The logic of the Israeli aim to make all land from the Jordan to the Mediterranean into Israel is that Palestinians will either be forced out or corralled into densely populated enclaves – known in South Africa as bantustans. This will, argues Jonny Rafferty, make apartheid an enforced reality, in relationships, in political and economic systems, on the land, and in law. Who will then support Israel?
This is less a review than a push by David Shulman for what Peter Beinart ignores: that the Israeli state is wholly geared to getting all the land, Jewish-settled.
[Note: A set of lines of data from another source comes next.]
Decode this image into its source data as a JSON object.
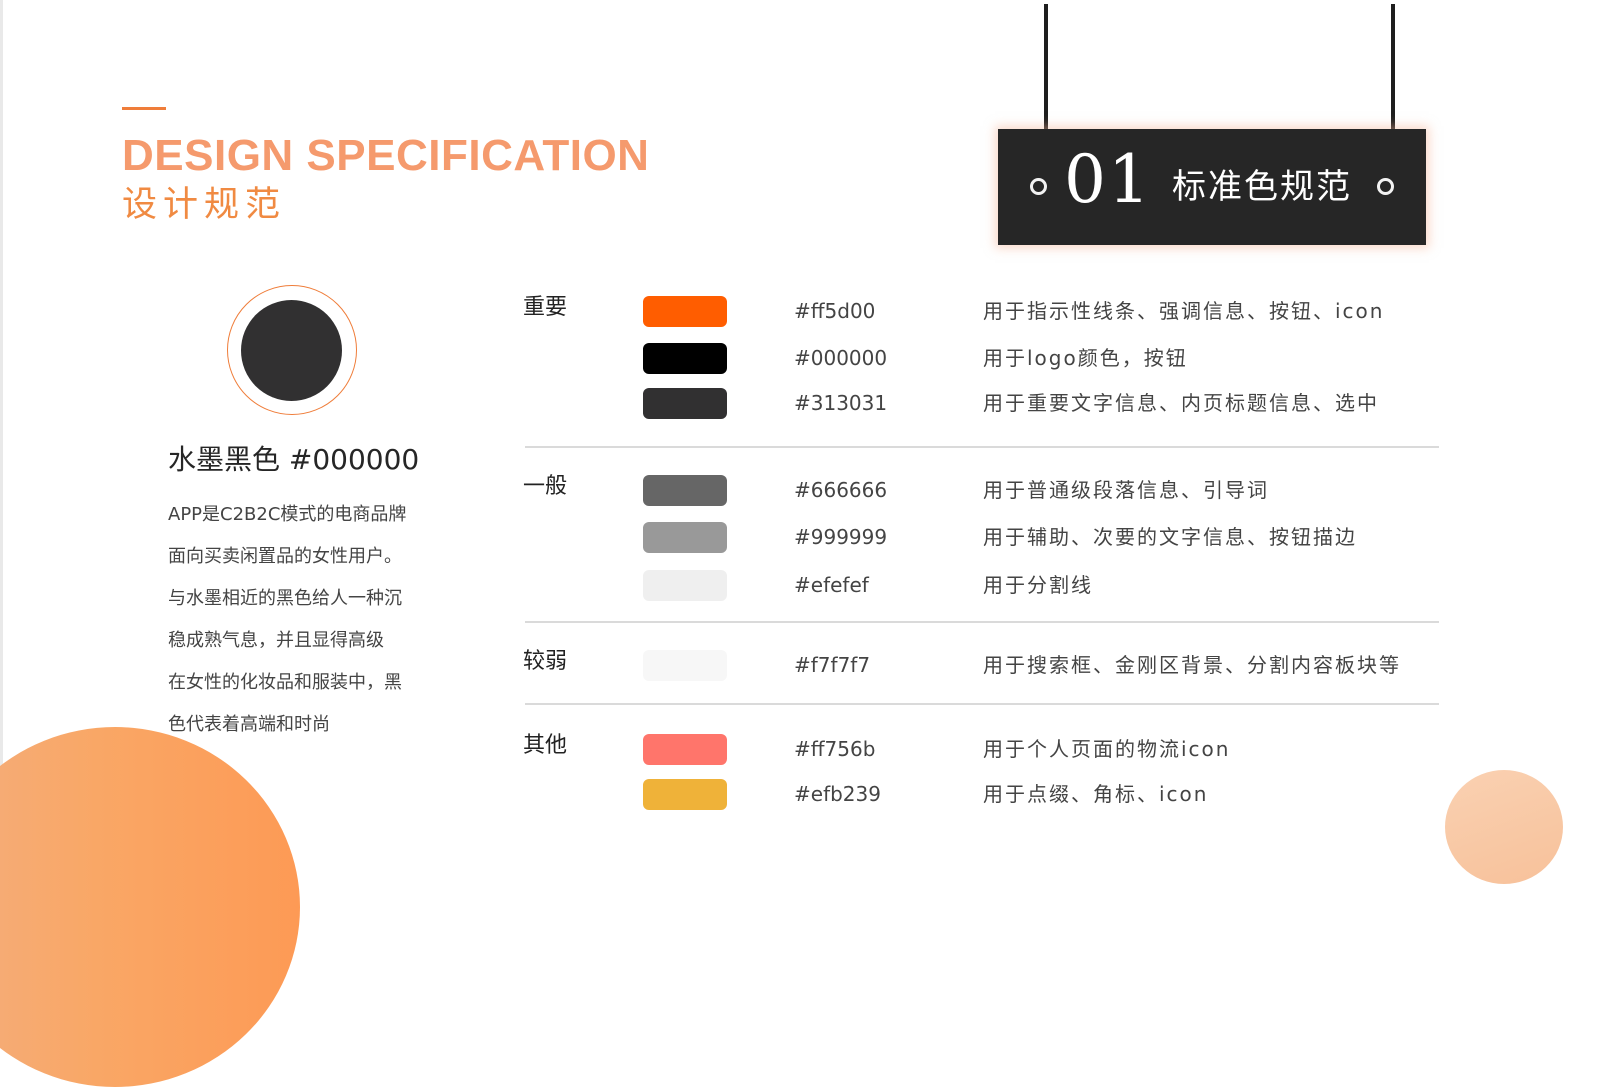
{
  "header": {
    "title_en": "DESIGN SPECIFICATION",
    "title_cn": "设计规范"
  },
  "sign": {
    "number": "01",
    "title": "标准色规范"
  },
  "preview": {
    "title": "水墨黑色 #000000",
    "color": "#313031",
    "ring_color": "#ef7d3a",
    "description": [
      "APP是C2B2C模式的电商品牌",
      "面向买卖闲置品的女性用户。",
      "与水墨相近的黑色给人一种沉",
      "稳成熟气息，并且显得高级",
      "在女性的化妆品和服装中，黑",
      "色代表着高端和时尚"
    ]
  },
  "groups": [
    {
      "label": "重要",
      "colors": [
        {
          "hex": "#ff5d00",
          "usage": "用于指示性线条、强调信息、按钮、icon"
        },
        {
          "hex": "#000000",
          "usage": "用于logo颜色，按钮"
        },
        {
          "hex": "#313031",
          "usage": "用于重要文字信息、内页标题信息、选中"
        }
      ]
    },
    {
      "label": "一般",
      "colors": [
        {
          "hex": "#666666",
          "usage": "用于普通级段落信息、引导词"
        },
        {
          "hex": "#999999",
          "usage": "用于辅助、次要的文字信息、按钮描边"
        },
        {
          "hex": "#efefef",
          "usage": "用于分割线"
        }
      ]
    },
    {
      "label": "较弱",
      "colors": [
        {
          "hex": "#f7f7f7",
          "usage": "用于搜索框、金刚区背景、分割内容板块等"
        }
      ]
    },
    {
      "label": "其他",
      "colors": [
        {
          "hex": "#ff756b",
          "usage": "用于个人页面的物流icon"
        },
        {
          "hex": "#efb239",
          "usage": "用于点缀、角标、icon"
        }
      ]
    }
  ]
}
As a generous Arab resister says: “The Jews are not my enemy; their fear is my enemy…but I refuse to be a victim of Jewish fear anymore.”
Extract from a lengthy report on racial discrimination in Israel (not included here) and the occupied territories. Although critical of racism in Israel toward Bedouin and Palestinians, the UN body, CERD, reserves the designation ‘apartheid’ to describe how the occupied territories function, and urges Israel to make substantive and legal changes by changing domestic legislation and acknowledging international law.
The window for a 2-state solution is definitively closed and we should all stop talking about it. No international body helps. Israel will force the growing number of Arabs into PA-controlled areas. While arguing that only Palestinians can create thier own agency, Jeff Halper insists that nothing good for Palestiians can emerge as long as effort is put into maintaining the current unjust rules and delusory ambitions.
Israel’s former ambassador to S.Africa recalls its laws designed to disable civil society, destroy community organizations and stamp out human rights. But, unlike the ‘strikingly similar’ laws being proposed in Israel, at least there was due process in the apartheid state.
Carlo Strenger, liberal commentator on Haaretz, declares 2011 the year the two-state solution died. He takes hope from the community who share his values and will continue, at least, to stand for civil and human rights and stop their further erosion in Israel
What are pro-Israeli groups afraid of? Asa WInstanley is barred from the(ironically named) Big Tent in Manchester. At Birmingham University, where last year the Students’ Guild endorsed the EUMC “Working Definition of Antisemitism”, the chair of the debating society said she had been instructed not to accept a question with the term “apartheid” in relation to Israel-Palestine. Speaker Ben White was earlier told he was not allowed to sell his book , “Israeli Apartheid: a Beginner’s Guide”.
Haaretz publisher Amos Schocken deplores the influence of Gush Emunim in driving Israeli policy towards the destruction of the institutions of democracy; 2, the Knesset’s guide to Gush Emunim; 3, extract from a paper on how this group moved itself and others towards terrorism and religious fundamentalism
No apology for another posting on ‘apartheid’ this week – it’s a defining question in how the status of Paletinians under the authority of the Israeli state is to be judged. Lev Luis Ginsberg rejects the term; the RToP in Cape Town give extensive reasons for how they judged the Israelis’ treatment of Palestinians under their rule. It’s not South Africa. It is separate and unequal treatment and is thus apartheid.